_Instructions for the task_
Write out every record in full, exactly as written, please.

_Source records_
==========
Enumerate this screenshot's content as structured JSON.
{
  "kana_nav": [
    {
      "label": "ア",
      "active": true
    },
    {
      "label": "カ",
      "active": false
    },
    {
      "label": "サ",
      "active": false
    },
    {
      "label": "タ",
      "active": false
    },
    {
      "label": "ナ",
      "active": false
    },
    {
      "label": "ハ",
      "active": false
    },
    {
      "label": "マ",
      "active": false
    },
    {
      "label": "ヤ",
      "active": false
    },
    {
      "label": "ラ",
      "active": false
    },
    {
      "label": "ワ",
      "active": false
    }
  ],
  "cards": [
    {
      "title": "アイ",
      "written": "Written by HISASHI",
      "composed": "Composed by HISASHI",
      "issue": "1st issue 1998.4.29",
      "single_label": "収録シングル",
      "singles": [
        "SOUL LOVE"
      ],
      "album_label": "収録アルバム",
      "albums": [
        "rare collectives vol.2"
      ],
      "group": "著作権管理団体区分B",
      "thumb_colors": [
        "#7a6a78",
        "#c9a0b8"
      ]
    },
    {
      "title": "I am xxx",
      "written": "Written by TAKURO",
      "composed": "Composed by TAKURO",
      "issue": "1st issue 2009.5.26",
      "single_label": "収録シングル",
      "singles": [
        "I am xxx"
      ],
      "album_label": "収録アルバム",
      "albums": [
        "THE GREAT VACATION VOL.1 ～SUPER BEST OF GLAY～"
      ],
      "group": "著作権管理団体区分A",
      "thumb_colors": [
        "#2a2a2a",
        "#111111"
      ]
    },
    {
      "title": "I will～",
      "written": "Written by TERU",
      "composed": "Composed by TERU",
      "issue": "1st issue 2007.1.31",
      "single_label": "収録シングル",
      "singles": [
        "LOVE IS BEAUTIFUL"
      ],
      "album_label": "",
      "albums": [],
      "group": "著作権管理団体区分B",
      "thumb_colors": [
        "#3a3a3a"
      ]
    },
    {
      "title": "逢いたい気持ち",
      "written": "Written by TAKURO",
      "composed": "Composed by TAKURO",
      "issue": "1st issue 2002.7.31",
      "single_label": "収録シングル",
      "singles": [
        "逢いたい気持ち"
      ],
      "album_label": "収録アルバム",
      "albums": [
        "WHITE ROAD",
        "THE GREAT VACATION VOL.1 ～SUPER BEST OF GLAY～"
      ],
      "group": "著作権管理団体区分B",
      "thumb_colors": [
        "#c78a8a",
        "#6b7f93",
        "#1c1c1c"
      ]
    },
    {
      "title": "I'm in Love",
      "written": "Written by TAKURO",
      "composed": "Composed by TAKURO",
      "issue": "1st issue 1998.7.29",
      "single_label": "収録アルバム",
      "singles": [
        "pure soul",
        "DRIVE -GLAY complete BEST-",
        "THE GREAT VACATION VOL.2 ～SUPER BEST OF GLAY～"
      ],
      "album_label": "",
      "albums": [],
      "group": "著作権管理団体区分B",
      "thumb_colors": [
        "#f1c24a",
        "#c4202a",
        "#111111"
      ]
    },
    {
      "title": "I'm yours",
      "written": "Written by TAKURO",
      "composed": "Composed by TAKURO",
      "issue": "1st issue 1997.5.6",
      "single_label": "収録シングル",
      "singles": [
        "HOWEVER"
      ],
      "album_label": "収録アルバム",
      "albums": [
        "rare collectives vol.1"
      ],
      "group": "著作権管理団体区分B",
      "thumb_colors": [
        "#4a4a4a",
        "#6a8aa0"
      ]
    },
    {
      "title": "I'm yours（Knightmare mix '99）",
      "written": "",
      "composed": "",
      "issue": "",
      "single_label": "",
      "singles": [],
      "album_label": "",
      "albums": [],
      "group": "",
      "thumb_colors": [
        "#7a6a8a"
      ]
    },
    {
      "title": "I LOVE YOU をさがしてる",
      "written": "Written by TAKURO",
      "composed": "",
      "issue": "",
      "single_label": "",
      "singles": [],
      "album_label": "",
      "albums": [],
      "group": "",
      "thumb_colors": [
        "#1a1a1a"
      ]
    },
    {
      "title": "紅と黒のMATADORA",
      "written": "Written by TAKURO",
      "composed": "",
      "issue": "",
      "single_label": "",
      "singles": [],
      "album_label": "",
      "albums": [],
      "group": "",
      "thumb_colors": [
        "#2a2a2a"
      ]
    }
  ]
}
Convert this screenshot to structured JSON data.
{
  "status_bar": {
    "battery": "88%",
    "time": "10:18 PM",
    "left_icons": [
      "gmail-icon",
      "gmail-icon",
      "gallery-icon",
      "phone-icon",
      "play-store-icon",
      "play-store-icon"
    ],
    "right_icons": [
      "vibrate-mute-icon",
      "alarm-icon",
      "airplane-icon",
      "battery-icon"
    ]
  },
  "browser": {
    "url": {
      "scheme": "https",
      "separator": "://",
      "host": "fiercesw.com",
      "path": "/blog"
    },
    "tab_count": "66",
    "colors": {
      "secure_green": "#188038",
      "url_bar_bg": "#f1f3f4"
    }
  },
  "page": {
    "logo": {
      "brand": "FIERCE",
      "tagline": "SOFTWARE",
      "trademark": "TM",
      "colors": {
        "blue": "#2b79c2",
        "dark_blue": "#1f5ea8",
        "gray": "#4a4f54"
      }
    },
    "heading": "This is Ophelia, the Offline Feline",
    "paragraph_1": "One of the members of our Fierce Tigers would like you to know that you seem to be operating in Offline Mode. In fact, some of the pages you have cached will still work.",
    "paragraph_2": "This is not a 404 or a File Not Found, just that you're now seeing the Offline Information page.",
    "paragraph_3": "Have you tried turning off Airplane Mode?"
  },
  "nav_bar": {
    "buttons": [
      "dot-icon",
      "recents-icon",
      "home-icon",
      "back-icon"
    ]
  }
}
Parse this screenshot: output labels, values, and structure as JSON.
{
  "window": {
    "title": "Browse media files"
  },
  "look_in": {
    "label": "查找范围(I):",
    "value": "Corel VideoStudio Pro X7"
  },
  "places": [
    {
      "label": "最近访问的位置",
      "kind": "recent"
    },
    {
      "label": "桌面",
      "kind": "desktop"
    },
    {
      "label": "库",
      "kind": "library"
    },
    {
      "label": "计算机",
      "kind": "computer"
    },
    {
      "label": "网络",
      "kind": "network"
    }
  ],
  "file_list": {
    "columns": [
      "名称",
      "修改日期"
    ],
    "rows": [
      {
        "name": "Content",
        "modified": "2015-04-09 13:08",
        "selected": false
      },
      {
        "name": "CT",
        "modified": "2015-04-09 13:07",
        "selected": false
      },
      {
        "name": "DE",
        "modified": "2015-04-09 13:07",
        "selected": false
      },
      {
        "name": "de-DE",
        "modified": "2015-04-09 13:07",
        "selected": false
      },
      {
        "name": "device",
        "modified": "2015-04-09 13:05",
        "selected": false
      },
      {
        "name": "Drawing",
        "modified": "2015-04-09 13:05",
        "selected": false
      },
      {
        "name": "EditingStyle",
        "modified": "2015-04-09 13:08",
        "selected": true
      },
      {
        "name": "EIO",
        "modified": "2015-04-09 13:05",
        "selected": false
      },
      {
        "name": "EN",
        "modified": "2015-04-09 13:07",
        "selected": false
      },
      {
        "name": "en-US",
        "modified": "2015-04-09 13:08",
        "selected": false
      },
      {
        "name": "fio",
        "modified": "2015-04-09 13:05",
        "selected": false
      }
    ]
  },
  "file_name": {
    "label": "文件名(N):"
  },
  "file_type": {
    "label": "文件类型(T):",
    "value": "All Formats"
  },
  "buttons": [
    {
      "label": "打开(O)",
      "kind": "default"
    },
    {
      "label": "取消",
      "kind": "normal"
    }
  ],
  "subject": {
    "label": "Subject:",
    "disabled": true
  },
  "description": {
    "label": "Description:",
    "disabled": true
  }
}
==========
_Response box_
Enumerate this screenshot's content as structured JSON.
{
  "kana_nav": [
    {
      "label": "ア",
      "active": true
    },
    {
      "label": "カ",
      "active": false
    },
    {
      "label": "サ",
      "active": false
    },
    {
      "label": "タ",
      "active": false
    },
    {
      "label": "ナ",
      "active": false
    },
    {
      "label": "ハ",
      "active": false
    },
    {
      "label": "マ",
      "active": false
    },
    {
      "label": "ヤ",
      "active": false
    },
    {
      "label": "ラ",
      "active": false
    },
    {
      "label": "ワ",
      "active": false
    }
  ],
  "cards": [
    {
      "title": "アイ",
      "written": "Written by HISASHI",
      "composed": "Composed by HISASHI",
      "issue": "1st issue 1998.4.29",
      "single_label": "収録シングル",
      "singles": [
        "SOUL LOVE"
      ],
      "album_label": "収録アルバム",
      "albums": [
        "rare collectives vol.2"
      ],
      "group": "著作権管理団体区分B",
      "thumb_colors": [
        "#7a6a78",
        "#c9a0b8"
      ]
    },
    {
      "title": "I am xxx",
      "written": "Written by TAKURO",
      "composed": "Composed by TAKURO",
      "issue": "1st issue 2009.5.26",
      "single_label": "収録シングル",
      "singles": [
        "I am xxx"
      ],
      "album_label": "収録アルバム",
      "albums": [
        "THE GREAT VACATION VOL.1 ～SUPER BEST OF GLAY～"
      ],
      "group": "著作権管理団体区分A",
      "thumb_colors": [
        "#2a2a2a",
        "#111111"
      ]
    },
    {
      "title": "I will～",
      "written": "Written by TERU",
      "composed": "Composed by TERU",
      "issue": "1st issue 2007.1.31",
      "single_label": "収録シングル",
      "singles": [
        "LOVE IS BEAUTIFUL"
      ],
      "album_label": "",
      "albums": [],
      "group": "著作権管理団体区分B",
      "thumb_colors": [
        "#3a3a3a"
      ]
    },
    {
      "title": "逢いたい気持ち",
      "written": "Written by TAKURO",
      "composed": "Composed by TAKURO",
      "issue": "1st issue 2002.7.31",
      "single_label": "収録シングル",
      "singles": [
        "逢いたい気持ち"
      ],
      "album_label": "収録アルバム",
      "albums": [
        "WHITE ROAD",
        "THE GREAT VACATION VOL.1 ～SUPER BEST OF GLAY～"
      ],
      "group": "著作権管理団体区分B",
      "thumb_colors": [
        "#c78a8a",
        "#6b7f93",
        "#1c1c1c"
      ]
    },
    {
      "title": "I'm in Love",
      "written": "Written by TAKURO",
      "composed": "Composed by TAKURO",
      "issue": "1st issue 1998.7.29",
      "single_label": "収録アルバム",
      "singles": [
        "pure soul",
        "DRIVE -GLAY complete BEST-",
        "THE GREAT VACATION VOL.2 ～SUPER BEST OF GLAY～"
      ],
      "album_label": "",
      "albums": [],
      "group": "著作権管理団体区分B",
      "thumb_colors": [
        "#f1c24a",
        "#c4202a",
        "#111111"
      ]
    },
    {
      "title": "I'm yours",
      "written": "Written by TAKURO",
      "composed": "Composed by TAKURO",
      "issue": "1st issue 1997.5.6",
      "single_label": "収録シングル",
      "singles": [
        "HOWEVER"
      ],
      "album_label": "収録アルバム",
      "albums": [
        "rare collectives vol.1"
      ],
      "group": "著作権管理団体区分B",
      "thumb_colors": [
        "#4a4a4a",
        "#6a8aa0"
      ]
    },
    {
      "title": "I'm yours（Knightmare mix '99）",
      "written": "",
      "composed": "",
      "issue": "",
      "single_label": "",
      "singles": [],
      "album_label": "",
      "albums": [],
      "group": "",
      "thumb_colors": [
        "#7a6a8a"
      ]
    },
    {
      "title": "I LOVE YOU をさがしてる",
      "written": "Written by TAKURO",
      "composed": "",
      "issue": "",
      "single_label": "",
      "singles": [],
      "album_label": "",
      "albums": [],
      "group": "",
      "thumb_colors": [
        "#1a1a1a"
      ]
    },
    {
      "title": "紅と黒のMATADORA",
      "written": "Written by TAKURO",
      "composed": "",
      "issue": "",
      "single_label": "",
      "singles": [],
      "album_label": "",
      "albums": [],
      "group": "",
      "thumb_colors": [
        "#2a2a2a"
      ]
    }
  ]
}
Convert this screenshot to structured JSON data.
{
  "status_bar": {
    "battery": "88%",
    "time": "10:18 PM",
    "left_icons": [
      "gmail-icon",
      "gmail-icon",
      "gallery-icon",
      "phone-icon",
      "play-store-icon",
      "play-store-icon"
    ],
    "right_icons": [
      "vibrate-mute-icon",
      "alarm-icon",
      "airplane-icon",
      "battery-icon"
    ]
  },
  "browser": {
    "url": {
      "scheme": "https",
      "separator": "://",
      "host": "fiercesw.com",
      "path": "/blog"
    },
    "tab_count": "66",
    "colors": {
      "secure_green": "#188038",
      "url_bar_bg": "#f1f3f4"
    }
  },
  "page": {
    "logo": {
      "brand": "FIERCE",
      "tagline": "SOFTWARE",
      "trademark": "TM",
      "colors": {
        "blue": "#2b79c2",
        "dark_blue": "#1f5ea8",
        "gray": "#4a4f54"
      }
    },
    "heading": "This is Ophelia, the Offline Feline",
    "paragraph_1": "One of the members of our Fierce Tigers would like you to know that you seem to be operating in Offline Mode. In fact, some of the pages you have cached will still work.",
    "paragraph_2": "This is not a 404 or a File Not Found, just that you're now seeing the Offline Information page.",
    "paragraph_3": "Have you tried turning off Airplane Mode?"
  },
  "nav_bar": {
    "buttons": [
      "dot-icon",
      "recents-icon",
      "home-icon",
      "back-icon"
    ]
  }
}
Parse this screenshot: output labels, values, and structure as JSON.
{
  "window": {
    "title": "Browse media files"
  },
  "look_in": {
    "label": "查找范围(I):",
    "value": "Corel VideoStudio Pro X7"
  },
  "places": [
    {
      "label": "最近访问的位置",
      "kind": "recent"
    },
    {
      "label": "桌面",
      "kind": "desktop"
    },
    {
      "label": "库",
      "kind": "library"
    },
    {
      "label": "计算机",
      "kind": "computer"
    },
    {
      "label": "网络",
      "kind": "network"
    }
  ],
  "file_list": {
    "columns": [
      "名称",
      "修改日期"
    ],
    "rows": [
      {
        "name": "Content",
        "modified": "2015-04-09 13:08",
        "selected": false
      },
      {
        "name": "CT",
        "modified": "2015-04-09 13:07",
        "selected": false
      },
      {
        "name": "DE",
        "modified": "2015-04-09 13:07",
        "selected": false
      },
      {
        "name": "de-DE",
        "modified": "2015-04-09 13:07",
        "selected": false
      },
      {
        "name": "device",
        "modified": "2015-04-09 13:05",
        "selected": false
      },
      {
        "name": "Drawing",
        "modified": "2015-04-09 13:05",
        "selected": false
      },
      {
        "name": "EditingStyle",
        "modified": "2015-04-09 13:08",
        "selected": true
      },
      {
        "name": "EIO",
        "modified": "2015-04-09 13:05",
        "selected": false
      },
      {
        "name": "EN",
        "modified": "2015-04-09 13:07",
        "selected": false
      },
      {
        "name": "en-US",
        "modified": "2015-04-09 13:08",
        "selected": false
      },
      {
        "name": "fio",
        "modified": "2015-04-09 13:05",
        "selected": false
      }
    ]
  },
  "file_name": {
    "label": "文件名(N):"
  },
  "file_type": {
    "label": "文件类型(T):",
    "value": "All Formats"
  },
  "buttons": [
    {
      "label": "打开(O)",
      "kind": "default"
    },
    {
      "label": "取消",
      "kind": "normal"
    }
  ],
  "subject": {
    "label": "Subject:",
    "disabled": true
  },
  "description": {
    "label": "Description:",
    "disabled": true
  }
}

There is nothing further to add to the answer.